Data shown:

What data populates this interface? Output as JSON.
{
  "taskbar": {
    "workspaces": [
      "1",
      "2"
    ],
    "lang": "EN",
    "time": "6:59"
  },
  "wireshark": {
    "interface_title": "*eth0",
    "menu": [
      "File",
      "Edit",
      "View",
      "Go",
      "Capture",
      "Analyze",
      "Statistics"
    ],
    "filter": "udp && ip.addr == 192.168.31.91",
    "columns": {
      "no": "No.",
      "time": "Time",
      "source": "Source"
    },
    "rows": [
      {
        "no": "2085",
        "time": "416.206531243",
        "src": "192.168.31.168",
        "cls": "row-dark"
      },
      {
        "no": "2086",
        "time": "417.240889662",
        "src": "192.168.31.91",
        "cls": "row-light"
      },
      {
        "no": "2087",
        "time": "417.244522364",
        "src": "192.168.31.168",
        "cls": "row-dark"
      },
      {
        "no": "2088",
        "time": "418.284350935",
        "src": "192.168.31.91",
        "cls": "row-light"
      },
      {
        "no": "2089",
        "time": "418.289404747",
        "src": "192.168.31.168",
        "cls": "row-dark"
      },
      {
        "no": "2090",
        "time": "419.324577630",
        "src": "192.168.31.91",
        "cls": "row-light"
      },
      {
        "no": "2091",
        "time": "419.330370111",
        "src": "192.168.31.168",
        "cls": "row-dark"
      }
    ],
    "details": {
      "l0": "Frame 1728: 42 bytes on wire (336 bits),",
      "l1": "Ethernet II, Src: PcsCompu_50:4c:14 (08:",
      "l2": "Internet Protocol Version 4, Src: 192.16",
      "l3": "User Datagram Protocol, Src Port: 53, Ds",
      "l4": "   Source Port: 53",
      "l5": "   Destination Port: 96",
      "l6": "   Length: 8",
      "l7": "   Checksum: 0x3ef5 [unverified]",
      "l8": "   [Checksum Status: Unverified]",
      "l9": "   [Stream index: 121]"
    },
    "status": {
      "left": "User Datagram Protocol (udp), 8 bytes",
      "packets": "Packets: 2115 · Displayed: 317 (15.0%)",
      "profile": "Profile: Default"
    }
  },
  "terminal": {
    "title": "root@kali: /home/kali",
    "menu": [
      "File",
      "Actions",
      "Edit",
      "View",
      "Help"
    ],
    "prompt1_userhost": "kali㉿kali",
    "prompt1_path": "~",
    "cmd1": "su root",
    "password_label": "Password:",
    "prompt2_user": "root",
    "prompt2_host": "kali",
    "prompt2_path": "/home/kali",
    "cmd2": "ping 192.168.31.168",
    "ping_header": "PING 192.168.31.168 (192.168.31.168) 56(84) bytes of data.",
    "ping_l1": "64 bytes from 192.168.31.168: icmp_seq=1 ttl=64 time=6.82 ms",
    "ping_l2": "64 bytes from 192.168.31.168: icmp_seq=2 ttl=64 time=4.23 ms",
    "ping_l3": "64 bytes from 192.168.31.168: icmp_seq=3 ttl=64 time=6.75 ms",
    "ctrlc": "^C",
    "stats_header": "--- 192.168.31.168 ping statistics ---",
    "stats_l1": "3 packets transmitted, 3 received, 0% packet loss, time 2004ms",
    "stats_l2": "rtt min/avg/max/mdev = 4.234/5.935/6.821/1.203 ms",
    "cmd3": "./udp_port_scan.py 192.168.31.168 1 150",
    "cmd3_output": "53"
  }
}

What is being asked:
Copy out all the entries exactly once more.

Exercise response:
What data populates this interface? Output as JSON.
{
  "taskbar": {
    "workspaces": [
      "1",
      "2"
    ],
    "lang": "EN",
    "time": "6:59"
  },
  "wireshark": {
    "interface_title": "*eth0",
    "menu": [
      "File",
      "Edit",
      "View",
      "Go",
      "Capture",
      "Analyze",
      "Statistics"
    ],
    "filter": "udp && ip.addr == 192.168.31.91",
    "columns": {
      "no": "No.",
      "time": "Time",
      "source": "Source"
    },
    "rows": [
      {
        "no": "2085",
        "time": "416.206531243",
        "src": "192.168.31.168",
        "cls": "row-dark"
      },
      {
        "no": "2086",
        "time": "417.240889662",
        "src": "192.168.31.91",
        "cls": "row-light"
      },
      {
        "no": "2087",
        "time": "417.244522364",
        "src": "192.168.31.168",
        "cls": "row-dark"
      },
      {
        "no": "2088",
        "time": "418.284350935",
        "src": "192.168.31.91",
        "cls": "row-light"
      },
      {
        "no": "2089",
        "time": "418.289404747",
        "src": "192.168.31.168",
        "cls": "row-dark"
      },
      {
        "no": "2090",
        "time": "419.324577630",
        "src": "192.168.31.91",
        "cls": "row-light"
      },
      {
        "no": "2091",
        "time": "419.330370111",
        "src": "192.168.31.168",
        "cls": "row-dark"
      }
    ],
    "details": {
      "l0": "Frame 1728: 42 bytes on wire (336 bits),",
      "l1": "Ethernet II, Src: PcsCompu_50:4c:14 (08:",
      "l2": "Internet Protocol Version 4, Src: 192.16",
      "l3": "User Datagram Protocol, Src Port: 53, Ds",
      "l4": "   Source Port: 53",
      "l5": "   Destination Port: 96",
      "l6": "   Length: 8",
      "l7": "   Checksum: 0x3ef5 [unverified]",
      "l8": "   [Checksum Status: Unverified]",
      "l9": "   [Stream index: 121]"
    },
    "status": {
      "left": "User Datagram Protocol (udp), 8 bytes",
      "packets": "Packets: 2115 · Displayed: 317 (15.0%)",
      "profile": "Profile: Default"
    }
  },
  "terminal": {
    "title": "root@kali: /home/kali",
    "menu": [
      "File",
      "Actions",
      "Edit",
      "View",
      "Help"
    ],
    "prompt1_userhost": "kali㉿kali",
    "prompt1_path": "~",
    "cmd1": "su root",
    "password_label": "Password:",
    "prompt2_user": "root",
    "prompt2_host": "kali",
    "prompt2_path": "/home/kali",
    "cmd2": "ping 192.168.31.168",
    "ping_header": "PING 192.168.31.168 (192.168.31.168) 56(84) bytes of data.",
    "ping_l1": "64 bytes from 192.168.31.168: icmp_seq=1 ttl=64 time=6.82 ms",
    "ping_l2": "64 bytes from 192.168.31.168: icmp_seq=2 ttl=64 time=4.23 ms",
    "ping_l3": "64 bytes from 192.168.31.168: icmp_seq=3 ttl=64 time=6.75 ms",
    "ctrlc": "^C",
    "stats_header": "--- 192.168.31.168 ping statistics ---",
    "stats_l1": "3 packets transmitted, 3 received, 0% packet loss, time 2004ms",
    "stats_l2": "rtt min/avg/max/mdev = 4.234/5.935/6.821/1.203 ms",
    "cmd3": "./udp_port_scan.py 192.168.31.168 1 150",
    "cmd3_output": "53"
  }
}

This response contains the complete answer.